Work order: Show every line below where "label" can be found.
◆ ◆ ◆ ◆
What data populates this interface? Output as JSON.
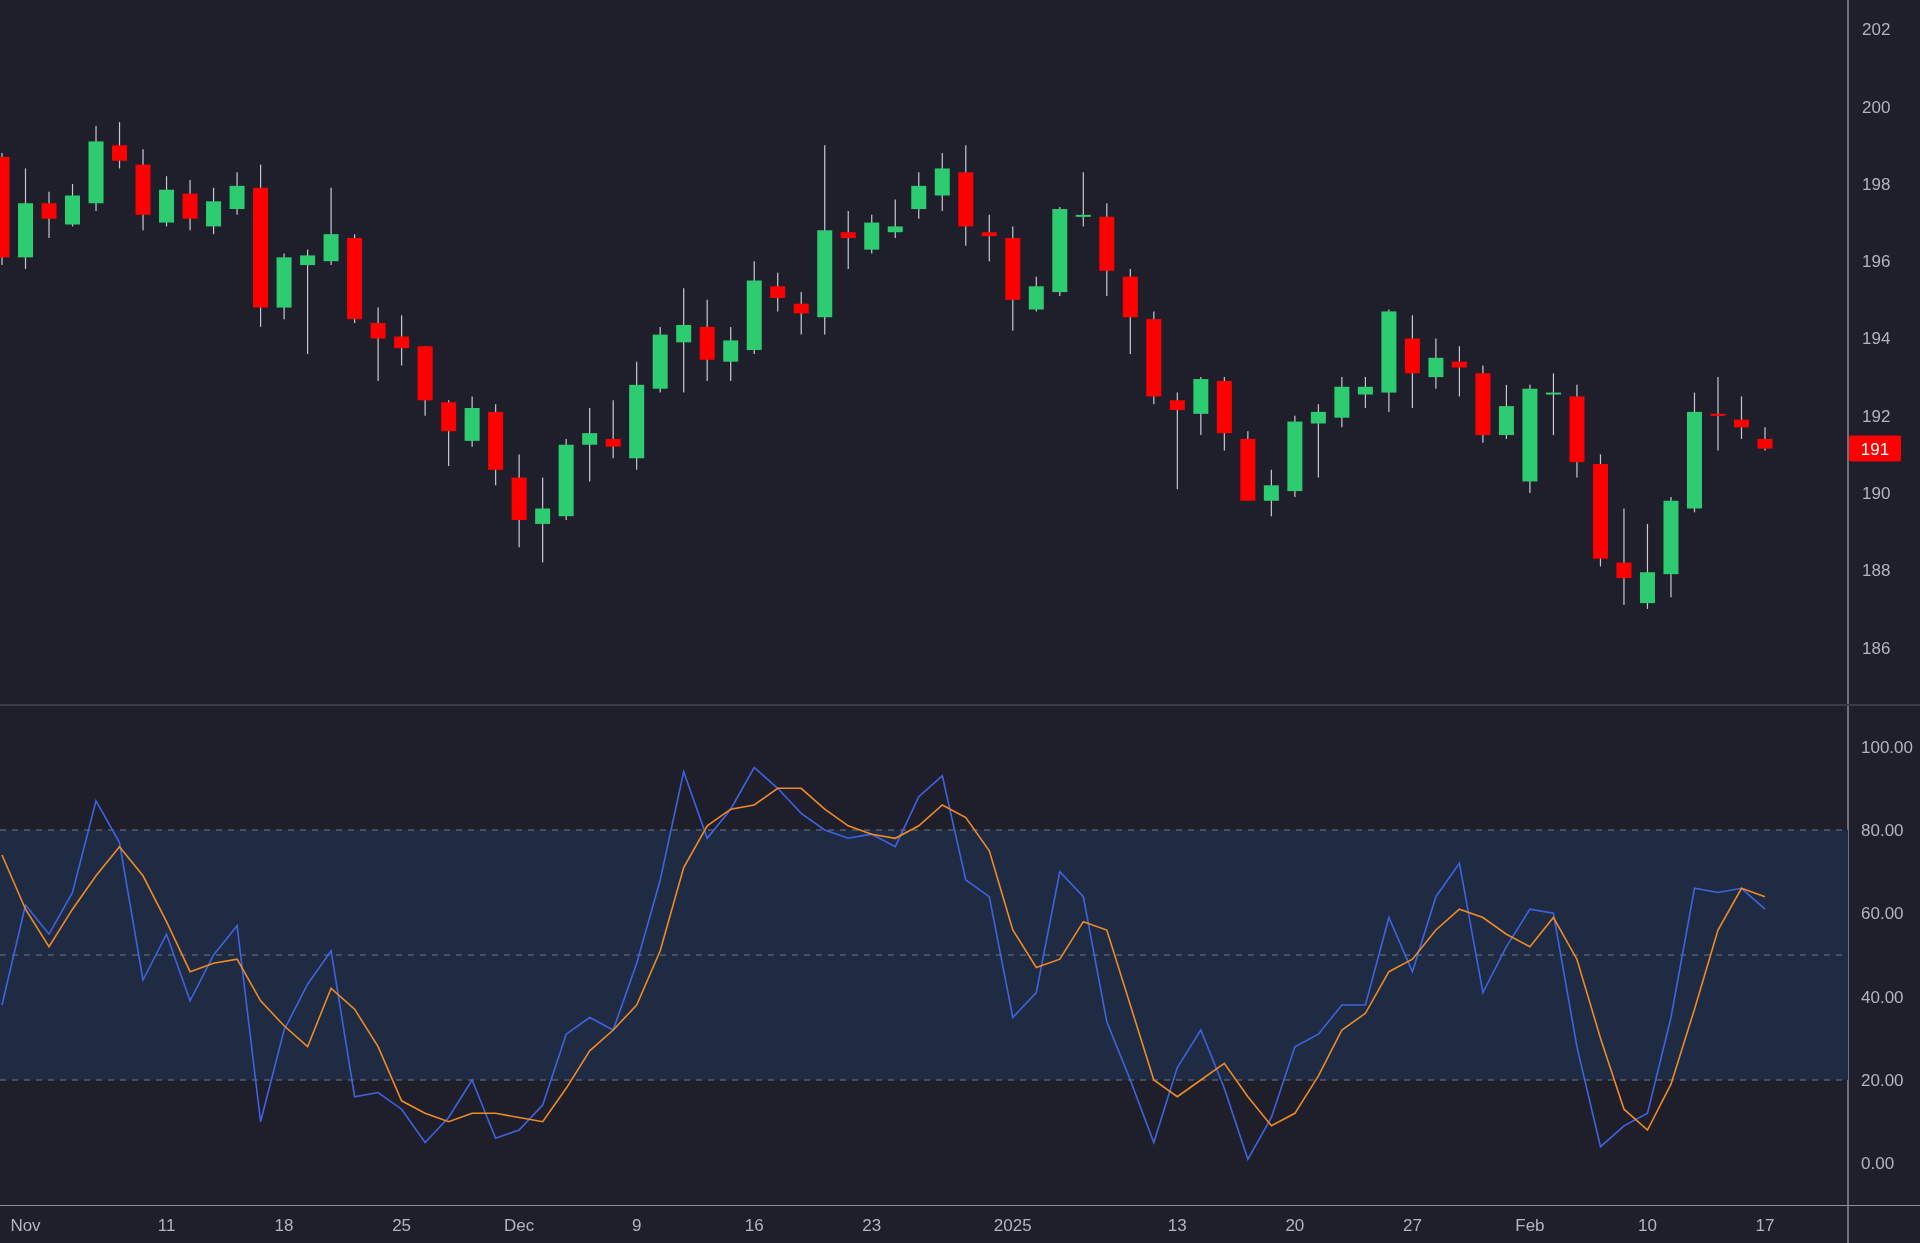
{
  "price_panel": {
    "last_price": "191",
    "chart_data": {
      "type": "candlestick",
      "ylim": [
        184.54,
        202.76
      ],
      "yticks": [
        186,
        188,
        190,
        192,
        194,
        196,
        198,
        200,
        202
      ],
      "categories": [
        null,
        null,
        null,
        null,
        null,
        null,
        null,
        null,
        null,
        null,
        null,
        null,
        null,
        null,
        null,
        null,
        null,
        null,
        null,
        null,
        null,
        null,
        null,
        null,
        null,
        null,
        null,
        null,
        null,
        null,
        null,
        null,
        null,
        null,
        null,
        null,
        null,
        null,
        null,
        null,
        null,
        null,
        null,
        null,
        null,
        null,
        null,
        null,
        null,
        null,
        null,
        null,
        null,
        null,
        null,
        null,
        null,
        null,
        null,
        null,
        null,
        null,
        null,
        null,
        null,
        null,
        null,
        null,
        null,
        null,
        null,
        null,
        null,
        null,
        null,
        null
      ],
      "ohlc": [
        [
          198.7,
          198.8,
          195.9,
          196.1
        ],
        [
          196.1,
          198.4,
          195.8,
          197.5
        ],
        [
          197.5,
          197.8,
          196.6,
          197.1
        ],
        [
          196.95,
          198.0,
          196.9,
          197.7
        ],
        [
          197.5,
          199.5,
          197.3,
          199.1
        ],
        [
          199.0,
          199.6,
          198.4,
          198.6
        ],
        [
          198.5,
          198.9,
          196.8,
          197.2
        ],
        [
          197.0,
          198.2,
          196.9,
          197.85
        ],
        [
          197.75,
          198.1,
          196.8,
          197.1
        ],
        [
          196.9,
          197.9,
          196.7,
          197.55
        ],
        [
          197.35,
          198.3,
          197.2,
          197.95
        ],
        [
          197.9,
          198.5,
          194.3,
          194.8
        ],
        [
          194.8,
          196.2,
          194.5,
          196.1
        ],
        [
          195.9,
          196.3,
          193.6,
          196.15
        ],
        [
          196.0,
          197.9,
          195.9,
          196.7
        ],
        [
          196.6,
          196.7,
          194.4,
          194.5
        ],
        [
          194.4,
          194.8,
          192.9,
          194.0
        ],
        [
          194.05,
          194.6,
          193.3,
          193.75
        ],
        [
          193.8,
          193.8,
          192.0,
          192.4
        ],
        [
          192.35,
          192.4,
          190.7,
          191.6
        ],
        [
          191.35,
          192.5,
          191.2,
          192.2
        ],
        [
          192.1,
          192.3,
          190.2,
          190.6
        ],
        [
          190.4,
          191.0,
          188.6,
          189.3
        ],
        [
          189.2,
          190.4,
          188.2,
          189.6
        ],
        [
          189.4,
          191.4,
          189.3,
          191.25
        ],
        [
          191.25,
          192.2,
          190.3,
          191.55
        ],
        [
          191.4,
          192.4,
          190.9,
          191.2
        ],
        [
          190.9,
          193.4,
          190.6,
          192.8
        ],
        [
          192.7,
          194.3,
          192.6,
          194.1
        ],
        [
          193.9,
          195.3,
          192.6,
          194.35
        ],
        [
          194.3,
          195.0,
          192.9,
          193.45
        ],
        [
          193.4,
          194.3,
          192.9,
          193.95
        ],
        [
          193.7,
          196.0,
          193.6,
          195.5
        ],
        [
          195.35,
          195.7,
          194.7,
          195.05
        ],
        [
          194.9,
          195.2,
          194.1,
          194.65
        ],
        [
          194.55,
          199.0,
          194.1,
          196.8
        ],
        [
          196.75,
          197.3,
          195.8,
          196.6
        ],
        [
          196.3,
          197.2,
          196.2,
          197.0
        ],
        [
          196.75,
          197.6,
          196.6,
          196.9
        ],
        [
          197.35,
          198.3,
          197.1,
          197.95
        ],
        [
          197.7,
          198.8,
          197.3,
          198.4
        ],
        [
          198.3,
          199.0,
          196.4,
          196.9
        ],
        [
          196.75,
          197.2,
          196.0,
          196.65
        ],
        [
          196.6,
          196.9,
          194.2,
          195.0
        ],
        [
          194.75,
          195.6,
          194.7,
          195.35
        ],
        [
          195.2,
          197.4,
          195.1,
          197.35
        ],
        [
          197.15,
          198.3,
          196.9,
          197.2
        ],
        [
          197.15,
          197.5,
          195.1,
          195.75
        ],
        [
          195.6,
          195.8,
          193.6,
          194.55
        ],
        [
          194.5,
          194.7,
          192.3,
          192.5
        ],
        [
          192.4,
          192.6,
          190.1,
          192.15
        ],
        [
          192.05,
          193.0,
          191.5,
          192.95
        ],
        [
          192.9,
          193.0,
          191.1,
          191.55
        ],
        [
          191.4,
          191.6,
          189.8,
          189.8
        ],
        [
          189.8,
          190.6,
          189.4,
          190.2
        ],
        [
          190.05,
          192.0,
          189.9,
          191.85
        ],
        [
          191.8,
          192.3,
          190.4,
          192.1
        ],
        [
          191.95,
          193.0,
          191.7,
          192.75
        ],
        [
          192.55,
          193.0,
          192.2,
          192.75
        ],
        [
          192.6,
          194.75,
          192.1,
          194.7
        ],
        [
          194.0,
          194.6,
          192.2,
          193.1
        ],
        [
          193.0,
          194.0,
          192.7,
          193.5
        ],
        [
          193.4,
          193.8,
          192.5,
          193.25
        ],
        [
          193.1,
          193.3,
          191.3,
          191.5
        ],
        [
          191.5,
          192.8,
          191.4,
          192.25
        ],
        [
          190.3,
          192.8,
          190.0,
          192.7
        ],
        [
          192.55,
          193.1,
          191.5,
          192.6
        ],
        [
          192.5,
          192.8,
          190.4,
          190.8
        ],
        [
          190.75,
          191.0,
          188.1,
          188.3
        ],
        [
          188.2,
          189.6,
          187.1,
          187.8
        ],
        [
          187.15,
          189.2,
          187.0,
          187.95
        ],
        [
          187.9,
          189.9,
          187.3,
          189.8
        ],
        [
          189.6,
          192.6,
          189.5,
          192.1
        ],
        [
          192.05,
          193.0,
          191.1,
          192.0
        ],
        [
          191.9,
          192.5,
          191.4,
          191.7
        ],
        [
          191.4,
          191.7,
          191.1,
          191.15
        ]
      ]
    }
  },
  "stochastic_panel": {
    "chart_data": {
      "type": "line",
      "ylim": [
        -10,
        110
      ],
      "yticks": [
        {
          "value": 0,
          "label": "0.00"
        },
        {
          "value": 20,
          "label": "20.00"
        },
        {
          "value": 40,
          "label": "40.00"
        },
        {
          "value": 60,
          "label": "60.00"
        },
        {
          "value": 80,
          "label": "80.00"
        },
        {
          "value": 100,
          "label": "100.00"
        }
      ],
      "categories": [
        null,
        "Nov",
        null,
        null,
        null,
        null,
        null,
        "11",
        null,
        null,
        null,
        null,
        "18",
        null,
        null,
        null,
        null,
        "25",
        null,
        null,
        null,
        null,
        "Dec",
        null,
        null,
        null,
        null,
        "9",
        null,
        null,
        null,
        null,
        "16",
        null,
        null,
        null,
        null,
        "23",
        null,
        null,
        null,
        null,
        null,
        "2025",
        null,
        null,
        null,
        null,
        null,
        null,
        "13",
        null,
        null,
        null,
        null,
        "20",
        null,
        null,
        null,
        null,
        "27",
        null,
        null,
        null,
        null,
        "Feb",
        null,
        null,
        null,
        null,
        "10",
        null,
        null,
        null,
        null,
        "17"
      ],
      "series": [
        {
          "color": "#3f63e0",
          "values": [
            38,
            62,
            55,
            65,
            87,
            77,
            44,
            55,
            39,
            50,
            57,
            10,
            32,
            43,
            51,
            16,
            17,
            13,
            5,
            11,
            20,
            6,
            8,
            14,
            31,
            35,
            32,
            48,
            68,
            94,
            78,
            85,
            95,
            90,
            84,
            80,
            78,
            79,
            76,
            88,
            93,
            68,
            64,
            35,
            41,
            70,
            64,
            34,
            20,
            5,
            23,
            32,
            18,
            1,
            11,
            28,
            31,
            38,
            38,
            59,
            46,
            64,
            72,
            41,
            52,
            61,
            60,
            28,
            4,
            9,
            12,
            35,
            66,
            65,
            66,
            61
          ]
        },
        {
          "color": "#f08a24",
          "values": [
            74,
            61,
            52,
            61,
            69,
            76,
            69,
            58,
            46,
            48,
            49,
            39,
            33,
            28,
            42,
            37,
            28,
            15,
            12,
            10,
            12,
            12,
            11,
            10,
            18,
            27,
            32,
            38,
            51,
            71,
            81,
            85,
            86,
            90,
            90,
            85,
            81,
            79,
            78,
            81,
            86,
            83,
            75,
            56,
            47,
            49,
            58,
            56,
            38,
            20,
            16,
            20,
            24,
            16,
            9,
            12,
            21,
            32,
            36,
            46,
            49,
            56,
            61,
            59,
            55,
            52,
            59,
            49,
            30,
            13,
            8,
            19,
            37,
            56,
            66,
            64
          ]
        }
      ]
    }
  }
}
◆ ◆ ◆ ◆
Solution to the problem:
          "label": "0.00"
          "label": "20.00"
          "label": "40.00"
          "label": "60.00"
          "label": "80.00"
          "label": "100.00"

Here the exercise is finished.